Increased assistance needed for Typhoon survivors
Increased assistance needed to address
in wake of Typhoon Yolanda
MANILA, Philippines, 3 December 2013 — The World Health Organization (WHO) says people who sustained serious injuries from Typhoon Yolanda need greater access to rehabilitation and other critical services.
“Hospitals in Manila and across the affected region are already treating around 20 people with spinal cord injuries, dozens with amputations and many more with serious fractures,” says Dr Julie Hall, WHO Representative in the Philippines. “With some of the more remote areas now accessible, we’re also seeing a second wave of people reaching hospitals with injuries.”
Disasters like Typhoon Yolanda can create a new generation of people with disabilities when the injured do not always have timely access to medical and rehabilitation services.
WHO is also concerned about the welfare of people who were living with disabilities prior to the disaster. Typically, people with disabilities are more vulnerable during emergencies because they are less able to escape from hazards and often lose essential medications or assistive devices during disasters.

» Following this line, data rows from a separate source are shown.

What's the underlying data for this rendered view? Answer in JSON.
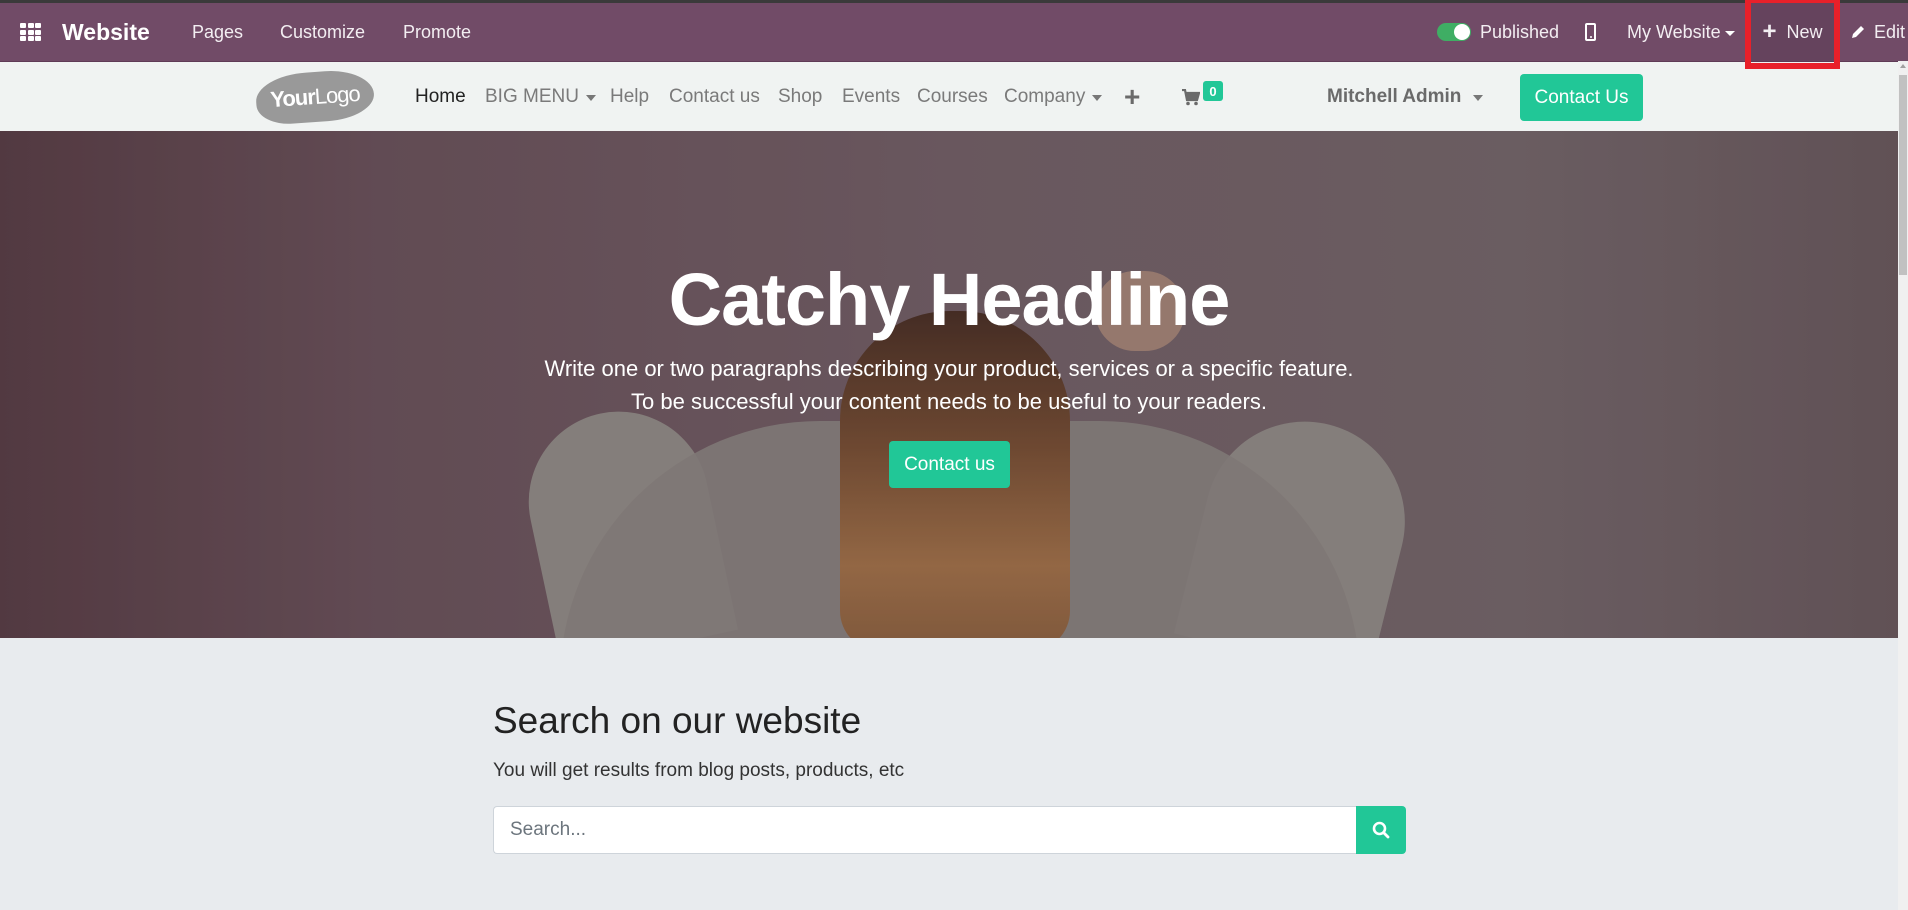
{
  "topbar": {
    "app_icon": "grid-icon",
    "app_name": "Website",
    "menu": [
      "Pages",
      "Customize",
      "Promote"
    ],
    "published_label": "Published",
    "published": true,
    "mobile_preview_icon": "phone-icon",
    "website_selector": "My Website",
    "new_label": "New",
    "edit_label": "Edit",
    "highlight_color": "#e8202a",
    "bar_color": "#714b67"
  },
  "navbar": {
    "logo_bold": "Your",
    "logo_light": "Logo",
    "links": [
      {
        "label": "Home",
        "active": true
      },
      {
        "label": "BIG MENU",
        "dropdown": true
      },
      {
        "label": "Help"
      },
      {
        "label": "Contact us"
      },
      {
        "label": "Shop"
      },
      {
        "label": "Events"
      },
      {
        "label": "Courses"
      },
      {
        "label": "Company",
        "dropdown": true
      }
    ],
    "add_icon": "plus-icon",
    "cart_icon": "cart-icon",
    "cart_count": "0",
    "user_name": "Mitchell Admin",
    "cta_label": "Contact Us",
    "accent_color": "#21c797"
  },
  "hero": {
    "headline": "Catchy Headline",
    "line1": "Write one or two paragraphs describing your product, services or a specific feature.",
    "line2": "To be successful your content needs to be useful to your readers.",
    "button_label": "Contact us"
  },
  "search": {
    "title": "Search on our website",
    "subtitle": "You will get results from blog posts, products, etc",
    "placeholder": "Search...",
    "value": "",
    "button_icon": "search-icon"
  }
}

“Items like glasses, hearing aids and wheel chairs were swept away by the storm or left behind by people trying to flee,” says Hall. “One can only imagine the terror of being caught in a storm of this magnitude and not being able to run for cover or see a path to safety.”
WHO has been working alongside the Philippine Department of Health to coordinate the emergency heath response—dispatching more than 60 foreign medical teams to the storm-hit towns and cities to revive medical services, including rehabilitation therapy and mental health assistance. WHO is also working with nongovernmental partners to develop a directory of service providers aiding people with disabilities in order to speed up referrals and improve access for those who need specialized support.

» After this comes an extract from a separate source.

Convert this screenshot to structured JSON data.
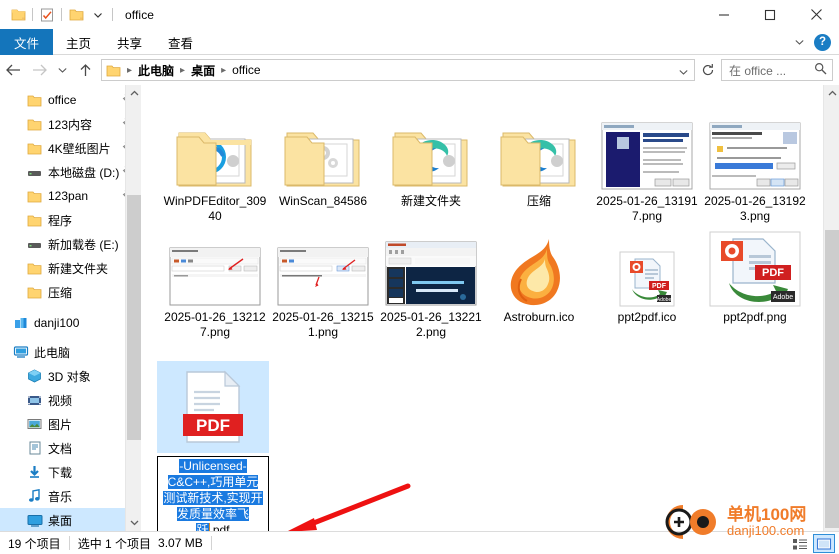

But Hall says more is needed to ensure people with disabilities have sufficient food, water, shelter, latrines, health services and equipment, including artificial limbs and mobility devices.

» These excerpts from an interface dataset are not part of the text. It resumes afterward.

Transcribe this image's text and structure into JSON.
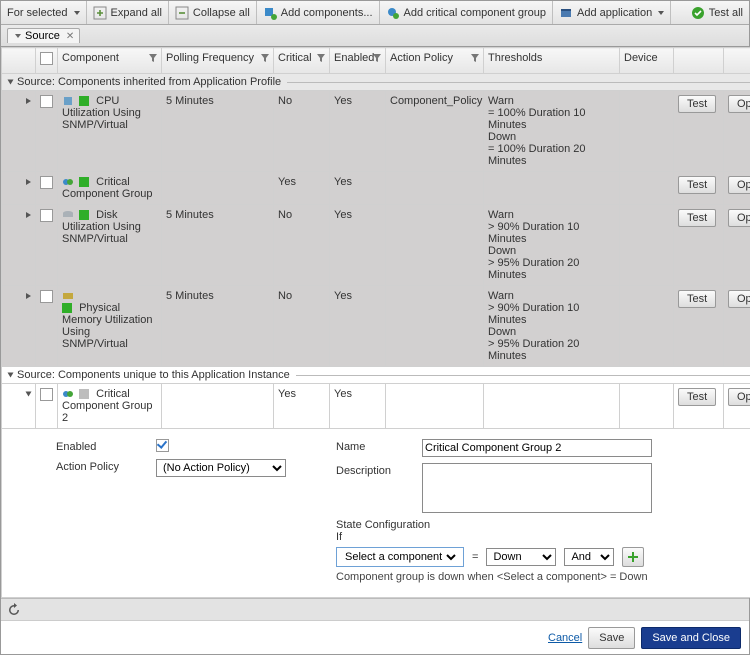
{
  "toolbar": {
    "for_selected": "For selected",
    "expand_all": "Expand all",
    "collapse_all": "Collapse all",
    "add_components": "Add components...",
    "add_group": "Add critical component group",
    "add_app": "Add application",
    "test_all": "Test all"
  },
  "tab": {
    "label": "Source",
    "close": "✕"
  },
  "headers": {
    "component": "Component",
    "polling": "Polling Frequency",
    "critical": "Critical",
    "enabled": "Enabled",
    "action_policy": "Action Policy",
    "thresholds": "Thresholds",
    "device": "Device"
  },
  "groups": {
    "inherited": "Source: Components inherited from Application Profile",
    "unique": "Source: Components unique to this Application Instance"
  },
  "rows": [
    {
      "name": "CPU Utilization Using SNMP/Virtual",
      "poll": "5 Minutes",
      "crit": "No",
      "en": "Yes",
      "ap": "Component_Policy",
      "th": "Warn\n= 100% Duration 10 Minutes\nDown\n= 100% Duration 20 Minutes"
    },
    {
      "name": "Critical Component Group",
      "poll": "",
      "crit": "Yes",
      "en": "Yes",
      "ap": "",
      "th": ""
    },
    {
      "name": "Disk Utilization Using SNMP/Virtual",
      "poll": "5 Minutes",
      "crit": "No",
      "en": "Yes",
      "ap": "",
      "th": "Warn\n> 90% Duration 10 Minutes\nDown\n> 95% Duration 20 Minutes"
    },
    {
      "name": "Physical Memory Utilization Using SNMP/Virtual",
      "poll": "5 Minutes",
      "crit": "No",
      "en": "Yes",
      "ap": "",
      "th": "Warn\n> 90% Duration 10 Minutes\nDown\n> 95% Duration 20 Minutes"
    }
  ],
  "unique_row": {
    "name": "Critical Component Group 2",
    "crit": "Yes",
    "en": "Yes"
  },
  "buttons": {
    "test": "Test",
    "options": "Options"
  },
  "detail": {
    "enabled_label": "Enabled",
    "action_policy_label": "Action Policy",
    "action_policy_value": "(No Action Policy)",
    "name_label": "Name",
    "name_value": "Critical Component Group 2",
    "desc_label": "Description",
    "desc_value": "",
    "state_label": "State Configuration",
    "if_label": "If",
    "select_comp": "Select a component",
    "equals": "=",
    "down_opt": "Down",
    "and_opt": "And",
    "hint": "Component group is down when <Select a component> = Down"
  },
  "footer": {
    "cancel": "Cancel",
    "save": "Save",
    "save_close": "Save and Close"
  }
}
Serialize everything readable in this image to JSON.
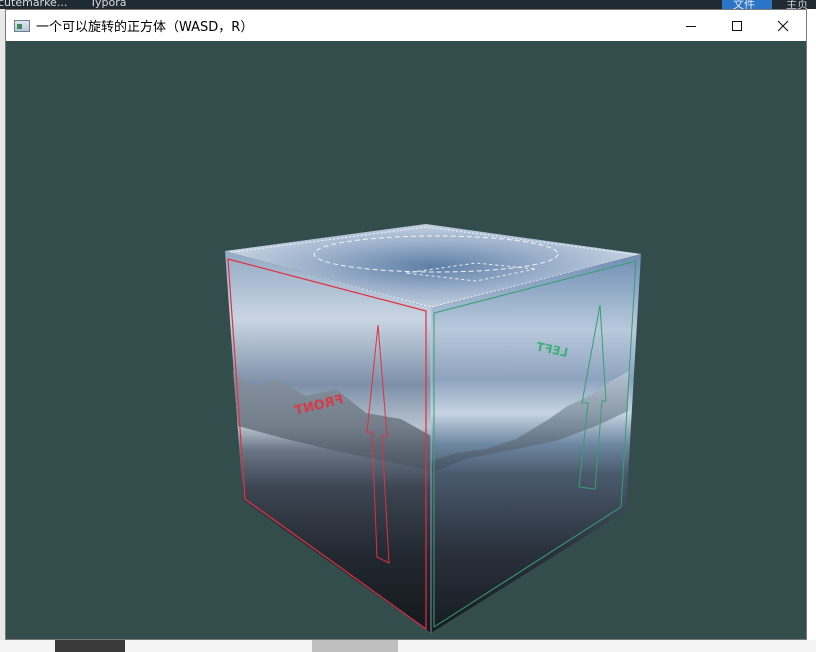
{
  "background_apps": {
    "tabs": [
      "cutemarke...",
      "Typora"
    ],
    "right_tabs": [
      "文件",
      "主页"
    ]
  },
  "window": {
    "title": "一个可以旋转的正方体（WASD，R）",
    "controls": {
      "minimize_icon": "minimize-icon",
      "maximize_icon": "maximize-icon",
      "close_icon": "close-icon"
    }
  },
  "scene": {
    "clear_color": "#334d4d",
    "cube_texture": "skybox",
    "face_labels": {
      "front": "FRONT",
      "left": "LEFT"
    },
    "colors": {
      "front_outline": "#e03040",
      "left_outline": "#35a070",
      "top_outline": "#e8eef6"
    }
  }
}
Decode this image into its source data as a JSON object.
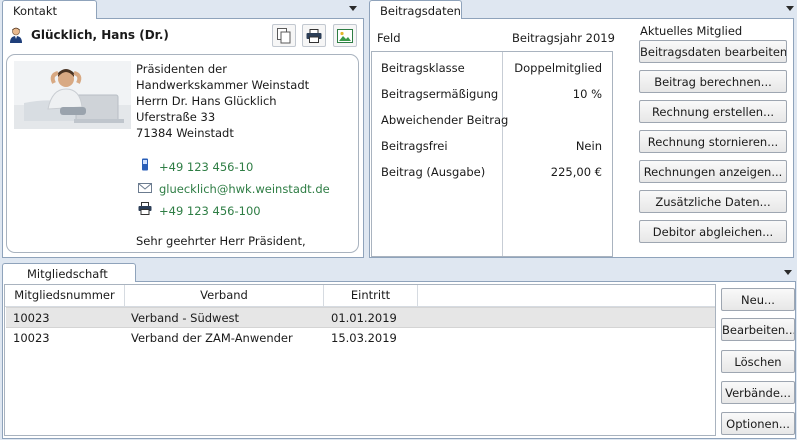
{
  "contact": {
    "tab_label": "Kontakt",
    "name": "Glücklich, Hans (Dr.)",
    "address": [
      "Präsidenten der",
      "Handwerkskammer Weinstadt",
      "Herrn Dr. Hans Glücklich",
      "Uferstraße 33",
      "71384 Weinstadt"
    ],
    "phone": "+49 123 456-10",
    "email": "gluecklich@hwk.weinstadt.de",
    "fax": "+49 123 456-100",
    "salutation": "Sehr geehrter Herr Präsident,"
  },
  "beitragsdaten": {
    "tab_label": "Beitragsdaten",
    "col_field": "Feld",
    "col_year": "Beitragsjahr 2019",
    "rows": [
      {
        "label": "Beitragsklasse",
        "value": "Doppelmitglied"
      },
      {
        "label": "Beitragsermäßigung",
        "value": "10 %"
      },
      {
        "label": "Abweichender Beitrag",
        "value": ""
      },
      {
        "label": "Beitragsfrei",
        "value": "Nein"
      },
      {
        "label": "Beitrag (Ausgabe)",
        "value": "225,00 €"
      }
    ],
    "actions_title": "Aktuelles Mitglied",
    "actions": [
      "Beitragsdaten bearbeiten...",
      "Beitrag berechnen...",
      "Rechnung erstellen...",
      "Rechnung stornieren...",
      "Rechnungen anzeigen...",
      "Zusätzliche Daten...",
      "Debitor abgleichen..."
    ]
  },
  "mitgliedschaft": {
    "tab_label": "Mitgliedschaft",
    "columns": [
      "Mitgliedsnummer",
      "Verband",
      "Eintritt"
    ],
    "rows": [
      [
        "10023",
        "Verband - Südwest",
        "01.01.2019"
      ],
      [
        "10023",
        "Verband der ZAM-Anwender",
        "15.03.2019"
      ]
    ],
    "actions": [
      "Neu...",
      "Bearbeiten...",
      "Löschen",
      "Verbände...",
      "Optionen..."
    ]
  },
  "colors": {
    "accent_green": "#2e7d44",
    "frame": "#8fa3bb",
    "background": "#dfe7f1",
    "selected_row": "#e6e6e6"
  },
  "icons": [
    "person-icon",
    "copy-icon",
    "print-icon",
    "image-icon",
    "phone-icon",
    "mail-icon",
    "fax-icon",
    "chevron-down-icon"
  ]
}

“Rehabilitation for those who have been injured and ensuring those with disabilities can once again perform everyday activities will be vital to helping them return to their communities and rebuild their lives and livelihoods,” says Hall.